However, there are no hard rules for this. You can be lying down, sat on a chair, at your desk or even washing the dishes. It really doesn’t matter, the key is being in the moment.
What are the two main types of meditation?
Although the many different types of meditation are as varied as their styles, they all share one key intention: their aim is to still and quieten a disorderly, active mind.
All meditation practises falling into one of two different styles. One style of meditation is concentrative, meaning that the attention is focused on something, such as an image, the breath, music or even a sound. Hindus and Buddhists use mantras to aid concentration while meditating. Mantra is a Sanskrit word which means a sacred message or text which is repeated.
The source of all mantras being AUM. Chanting the word AUM alone is enough to centre your mind and create stillness within. Other mantras can be repeated to invoke individual gods, such as the Gayatri mantra or Shanti mantra. It is not essential to be chanting Hindu or Buddhist mantras though, many people prefer to focus on words like peace, balance, connection or other affirmations.
This Concentrative style of meditation is very popular. The individual sits in a relaxed comfortable position and brings their awareness to their breath. They call this “conscious breathing”. When practised with regularity, this form of meditation is a real stress and anxiety reliever because the individual’s focus is directed elsewhere, such as the breath or a mantra. This process assists your body and mind to be less distracted by external forces and stimulus.
Mindfulness meditation is the second style and this involves bringing your awareness to any thoughts, feelings, sounds, smells or images that you experience. You are not to become attached to any of these or dwell on them in any way. It is essentially about observing what goes on in your mind. It is okay to have these fleeting thoughts, but the idea is to let them pass. In the beginning, your mind will be pretty active, but you observe the thought or image and then bring your awareness back to the breath. It is a training in being non-reactive and non-judgemental. Through practice, you will develop a quieter, clearer mindset, with a lot less mental chatter and you will be less prone to unnecessary worry and stress.
How do I reach a higher level of consciousness?
Meditation gifts us with the opportunity for clear communication between all levels of our being. Our awareness is drawn to the inner self and the energy within our bodies. This connection with our inner selves is the first step in developing an understanding of our higher selves.
Many people and certain faiths believe our higher self is our true being, our soul, our connection to the universe, our consciousness. Some even call it the Divine Self. Through meditation and other spiritual practises where we calm our minds and mental chatter, we strengthen our connection with our higher self and tap into our higher intelligence. It is there that we can find real answers to questions we may have and can tap into our intuition and wisdom. This is a sacred benefit of meditation.

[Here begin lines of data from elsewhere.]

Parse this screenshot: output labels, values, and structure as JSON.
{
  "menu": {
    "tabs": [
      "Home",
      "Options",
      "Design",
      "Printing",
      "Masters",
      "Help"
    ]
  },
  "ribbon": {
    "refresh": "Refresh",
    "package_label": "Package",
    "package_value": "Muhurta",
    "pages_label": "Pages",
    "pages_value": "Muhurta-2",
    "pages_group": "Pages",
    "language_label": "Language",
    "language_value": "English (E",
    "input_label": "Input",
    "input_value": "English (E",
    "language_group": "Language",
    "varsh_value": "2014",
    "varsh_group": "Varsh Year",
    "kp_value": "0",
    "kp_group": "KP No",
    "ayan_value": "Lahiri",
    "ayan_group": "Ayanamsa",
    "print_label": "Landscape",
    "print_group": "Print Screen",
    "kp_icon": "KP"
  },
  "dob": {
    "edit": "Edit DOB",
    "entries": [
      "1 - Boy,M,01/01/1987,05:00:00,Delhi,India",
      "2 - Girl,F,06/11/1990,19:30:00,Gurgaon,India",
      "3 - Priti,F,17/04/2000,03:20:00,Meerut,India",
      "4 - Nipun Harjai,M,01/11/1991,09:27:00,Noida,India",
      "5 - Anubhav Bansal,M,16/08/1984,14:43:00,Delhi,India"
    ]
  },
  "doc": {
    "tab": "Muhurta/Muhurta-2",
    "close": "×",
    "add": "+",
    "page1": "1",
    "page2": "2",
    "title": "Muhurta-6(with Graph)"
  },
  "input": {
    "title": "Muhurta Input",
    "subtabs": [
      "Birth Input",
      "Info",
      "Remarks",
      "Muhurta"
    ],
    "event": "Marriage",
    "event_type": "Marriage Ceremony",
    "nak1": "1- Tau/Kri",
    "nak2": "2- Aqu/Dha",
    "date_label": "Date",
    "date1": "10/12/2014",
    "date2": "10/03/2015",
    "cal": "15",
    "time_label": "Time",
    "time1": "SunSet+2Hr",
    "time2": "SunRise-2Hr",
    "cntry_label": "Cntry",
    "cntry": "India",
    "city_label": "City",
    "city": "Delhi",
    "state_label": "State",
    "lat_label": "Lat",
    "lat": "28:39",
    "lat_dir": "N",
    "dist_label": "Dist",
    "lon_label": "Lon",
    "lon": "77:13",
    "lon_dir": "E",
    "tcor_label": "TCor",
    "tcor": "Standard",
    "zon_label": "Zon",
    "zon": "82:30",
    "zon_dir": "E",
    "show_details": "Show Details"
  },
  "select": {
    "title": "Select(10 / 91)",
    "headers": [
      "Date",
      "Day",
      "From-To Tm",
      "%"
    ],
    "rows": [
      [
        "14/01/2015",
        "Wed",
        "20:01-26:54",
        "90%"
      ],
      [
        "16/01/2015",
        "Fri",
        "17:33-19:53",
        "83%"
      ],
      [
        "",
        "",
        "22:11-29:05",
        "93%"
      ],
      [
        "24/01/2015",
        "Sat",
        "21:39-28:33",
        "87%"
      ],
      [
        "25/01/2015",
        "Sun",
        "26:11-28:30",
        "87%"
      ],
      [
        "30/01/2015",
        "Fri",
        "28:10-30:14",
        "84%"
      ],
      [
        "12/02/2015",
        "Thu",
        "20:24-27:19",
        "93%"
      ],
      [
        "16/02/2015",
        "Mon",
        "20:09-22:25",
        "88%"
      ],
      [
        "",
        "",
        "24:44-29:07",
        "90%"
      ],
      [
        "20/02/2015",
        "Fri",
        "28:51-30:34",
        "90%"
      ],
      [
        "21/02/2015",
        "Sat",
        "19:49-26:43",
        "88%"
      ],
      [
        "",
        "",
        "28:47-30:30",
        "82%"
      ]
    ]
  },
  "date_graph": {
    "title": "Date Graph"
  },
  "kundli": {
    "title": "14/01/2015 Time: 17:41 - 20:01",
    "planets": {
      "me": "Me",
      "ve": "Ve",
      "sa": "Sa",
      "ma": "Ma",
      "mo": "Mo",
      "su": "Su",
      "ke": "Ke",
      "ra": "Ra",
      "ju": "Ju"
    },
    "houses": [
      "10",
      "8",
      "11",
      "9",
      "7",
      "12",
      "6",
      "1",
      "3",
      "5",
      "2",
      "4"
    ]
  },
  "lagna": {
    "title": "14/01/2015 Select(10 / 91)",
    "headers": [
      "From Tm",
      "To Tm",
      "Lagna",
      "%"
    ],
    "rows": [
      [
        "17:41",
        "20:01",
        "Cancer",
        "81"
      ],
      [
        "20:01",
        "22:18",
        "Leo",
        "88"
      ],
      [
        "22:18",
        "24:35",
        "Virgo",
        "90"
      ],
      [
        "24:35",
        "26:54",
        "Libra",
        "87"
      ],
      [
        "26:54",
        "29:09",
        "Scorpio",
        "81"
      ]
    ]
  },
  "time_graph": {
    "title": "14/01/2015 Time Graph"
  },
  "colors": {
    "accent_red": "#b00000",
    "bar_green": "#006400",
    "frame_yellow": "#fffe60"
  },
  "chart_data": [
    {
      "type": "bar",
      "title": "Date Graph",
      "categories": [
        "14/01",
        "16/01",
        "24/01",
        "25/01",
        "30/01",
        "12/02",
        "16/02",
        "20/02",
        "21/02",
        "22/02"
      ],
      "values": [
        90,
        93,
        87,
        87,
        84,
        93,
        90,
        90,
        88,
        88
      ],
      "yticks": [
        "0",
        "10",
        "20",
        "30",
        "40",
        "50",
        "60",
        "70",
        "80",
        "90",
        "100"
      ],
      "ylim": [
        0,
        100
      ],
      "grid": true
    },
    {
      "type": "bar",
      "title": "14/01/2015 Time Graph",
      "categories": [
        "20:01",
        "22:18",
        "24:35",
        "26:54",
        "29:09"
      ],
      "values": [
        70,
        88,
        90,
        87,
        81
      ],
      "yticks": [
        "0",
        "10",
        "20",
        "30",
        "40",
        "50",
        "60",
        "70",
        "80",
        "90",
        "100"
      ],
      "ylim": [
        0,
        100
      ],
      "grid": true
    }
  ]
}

Meditation has the ability to remove any barriers that we put up to the world. It can dissolve our egos and any attachments we may have, giving us the space to explore our true nature. Filling us with a sense of contentment and the chance to experience real happiness and joy.
A major benefit of meditation that anyone who practises agrees on is how much it has enhanced their brain function.
What are the health benefits of meditation?
Here are some of the numerous health benefits you will experience if you explore this spiritual practise:
- A deep sense of relaxation
- A reduction in heart attacks and tension in the muscles
- Better circulation
- A reduction in stress and anxiety
- Reduced age-related memory loss
- Enhanced immune system
- Reduction of inflammation
- Better sleep
- An increase of energy
- More balanced emotional health
- Reduction in pain